(Map courtesy of David Rumsey Historical Map
attended schools in Bridgeport for one year. Joseph’s wife,
Marguerite, was often homesick for her friends and green wooded
hills. She would go out in the tall rabbit brush for a good cry
to get it out of her system, then return with a smile, because
she knew Joseph’s asthma required they remain in the West.
From the big
meadows of Bridgeport, the Skinners decided to take their team
over the Sonora Pass to Stanislaus County. Joseph teamed up with
Jimmy Barnes for a successful winter plowing wheat fields.
Barnes longed for Bridgeport, however, so by February, 1882,
they were planning the return trip.
required them to look for a southern passage over the Sierras.
They camped at White River until Green Horn Pass opened. At
Coyote Holes they noted barrels of water and grain left by other
travelers for return trips.
arrived in Lone Pine in the Owens Valley May 10, 1882. “This is
where we are going to stay,” Marguerite announced. The family
rented the property known as the McCall Ranch and it became
their home. Another child, Lloyd, was born that same year. This
was during a period of conflicts between Indians and Mexicans.
Jessie and Max would pass by a dead Indian or Mexican along the
way to school. The ranch remained their home until 1884, when
they moved into what was known as the Castro House in Lone Pine.

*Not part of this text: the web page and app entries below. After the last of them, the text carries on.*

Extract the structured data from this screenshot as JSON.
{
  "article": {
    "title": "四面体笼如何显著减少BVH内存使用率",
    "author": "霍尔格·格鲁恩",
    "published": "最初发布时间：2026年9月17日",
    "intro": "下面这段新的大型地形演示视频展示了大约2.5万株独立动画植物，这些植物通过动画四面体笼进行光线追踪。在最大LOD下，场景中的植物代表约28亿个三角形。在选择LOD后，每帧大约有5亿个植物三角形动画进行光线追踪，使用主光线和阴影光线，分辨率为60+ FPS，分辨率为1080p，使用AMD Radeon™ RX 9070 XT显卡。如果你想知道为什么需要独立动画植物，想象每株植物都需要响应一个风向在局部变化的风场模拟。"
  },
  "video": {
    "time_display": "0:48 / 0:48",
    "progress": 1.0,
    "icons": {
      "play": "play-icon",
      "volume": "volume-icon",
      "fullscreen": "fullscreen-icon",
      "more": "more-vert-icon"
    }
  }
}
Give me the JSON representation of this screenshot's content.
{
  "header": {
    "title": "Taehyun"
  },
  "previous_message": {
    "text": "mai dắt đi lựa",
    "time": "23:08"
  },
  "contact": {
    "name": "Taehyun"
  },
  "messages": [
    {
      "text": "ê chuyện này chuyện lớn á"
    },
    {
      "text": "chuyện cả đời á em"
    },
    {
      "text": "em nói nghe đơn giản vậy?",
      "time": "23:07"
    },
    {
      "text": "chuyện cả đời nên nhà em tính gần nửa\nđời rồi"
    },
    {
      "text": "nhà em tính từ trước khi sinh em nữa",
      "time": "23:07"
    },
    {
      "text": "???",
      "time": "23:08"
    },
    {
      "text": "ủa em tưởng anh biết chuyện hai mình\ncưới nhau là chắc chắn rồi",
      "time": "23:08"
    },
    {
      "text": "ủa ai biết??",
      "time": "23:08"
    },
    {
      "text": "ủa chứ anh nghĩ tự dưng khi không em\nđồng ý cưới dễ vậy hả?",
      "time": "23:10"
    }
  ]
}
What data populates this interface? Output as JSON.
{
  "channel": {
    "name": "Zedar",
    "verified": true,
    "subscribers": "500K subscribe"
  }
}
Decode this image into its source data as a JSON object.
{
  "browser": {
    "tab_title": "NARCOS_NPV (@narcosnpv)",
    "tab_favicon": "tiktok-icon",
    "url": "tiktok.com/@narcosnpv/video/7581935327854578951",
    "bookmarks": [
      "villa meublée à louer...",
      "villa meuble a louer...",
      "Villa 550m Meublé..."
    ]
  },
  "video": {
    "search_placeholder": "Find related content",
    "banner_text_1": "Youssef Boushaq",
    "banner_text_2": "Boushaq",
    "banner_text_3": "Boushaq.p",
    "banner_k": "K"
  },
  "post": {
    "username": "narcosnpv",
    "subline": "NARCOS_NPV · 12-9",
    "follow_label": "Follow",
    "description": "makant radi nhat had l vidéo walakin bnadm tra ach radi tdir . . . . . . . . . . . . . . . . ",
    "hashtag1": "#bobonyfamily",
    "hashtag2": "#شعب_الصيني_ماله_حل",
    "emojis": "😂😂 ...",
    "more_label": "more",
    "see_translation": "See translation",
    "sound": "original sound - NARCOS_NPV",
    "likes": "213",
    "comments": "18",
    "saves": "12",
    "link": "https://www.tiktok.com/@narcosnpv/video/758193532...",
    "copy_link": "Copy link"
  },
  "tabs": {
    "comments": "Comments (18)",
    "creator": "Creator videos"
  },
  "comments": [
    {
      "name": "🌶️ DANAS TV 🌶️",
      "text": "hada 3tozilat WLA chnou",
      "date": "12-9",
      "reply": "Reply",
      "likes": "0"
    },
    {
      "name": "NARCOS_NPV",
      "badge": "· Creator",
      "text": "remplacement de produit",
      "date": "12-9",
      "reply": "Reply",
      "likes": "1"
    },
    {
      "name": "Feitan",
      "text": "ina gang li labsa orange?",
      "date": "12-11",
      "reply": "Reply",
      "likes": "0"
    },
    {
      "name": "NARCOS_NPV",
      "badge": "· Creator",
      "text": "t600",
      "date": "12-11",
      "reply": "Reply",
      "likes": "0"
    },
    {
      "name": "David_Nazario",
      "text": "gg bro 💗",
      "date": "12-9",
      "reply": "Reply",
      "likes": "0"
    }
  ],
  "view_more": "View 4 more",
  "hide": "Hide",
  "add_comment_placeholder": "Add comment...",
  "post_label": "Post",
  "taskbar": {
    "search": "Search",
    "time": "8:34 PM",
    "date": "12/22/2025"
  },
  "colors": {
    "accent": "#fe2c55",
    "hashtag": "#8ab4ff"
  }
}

on his freighting skills once again, hauling from Mojave to
Bishop. On return trips he carried wheat and ore south from the
mines. He also burned charcoal in the kilns near Cartago and
hauled it to Owens Lake to be shipped to the smelter at Swansea.
He also hauled equipment to Saline Valley.
the eldest daughter, married Finley MacIver. They homesteaded a
ranch east of the river near the Reward Mine. Finley MacIver
became the superintendent for the Carson Company which built the
East Side Canal to irrigate ranches. Dry land became lush fields
of alfalfa and blooming orchards thanks to that irrigation. The
company attracted a colony of Quakers that settled around Owenyo.
They had no experience with irrigation or desert living.
sold out to the City of Los Angeles in 1905, cutting water
supplies for neighboring Skinner and MacIver ranches. In 1908,
the Skinners sold their ranch to the City of Los Angeles, and
purchased the old Lubkin place in Lone Pine. Sons, Lloyd, Bill,
and Bill’s family shared a ten acre block there. Bill eventually
owned the place until he also sold to the City of Los Angeles
around 1932. A portion of the property was given to Max Skinner
and was owned by his widow after he died. Joseph Skinner died in
Lone Pine in 1922, Marguerite moved to Eugene, Oregon, with son
Bill and his family, and lived there until 1933. Both Joseph
and Marguerite are buried in the Independence cemetery.
children all did well for themselves, but it was Max Skinner who
took up freighting like his father. He hauled freight from
Darwin and Owens Valley to Mojave. In Mojave he met a Harvey
girl by the name of Harriet Wilbert, and married her. He owned
the Skinner Store in Lone pine where La Florista is. Max had
hopes of going to West Point, and passed the examination.
Unfortunately as he rode from Lone Pine to Mojave by mule
infection set in his ear, which disqualified him for
appointment, so he took work on the Los Angeles Aqueduct. He
owned his general merchandise store for many years, then sold it
to become an insurance agent and justice of peace.
So I leave our
readers with these tidbits for now and the promise of more tales
from Max Skinner himself, next month.
Thanks to Paul
Skinner, for sending us on the research trail after our chance
visit up at Cerro Gordo and thanks to Paul for sending us a
picture of this treasure from his own family files.
Gordo Mine Timberman's Report (early 20th
(Courtesy Paul Skinner Collection)
The Album Times & Tales of Inyo-Mono, Vol. V No.4.
Chalfant Press, Inc.
A Skinner Family Record by
Frances V. McIver & Pat Boyer
Conversation with Paul Skinner at Cerro
Gordo (January, 2014)
David Rumsey Historical Map Collection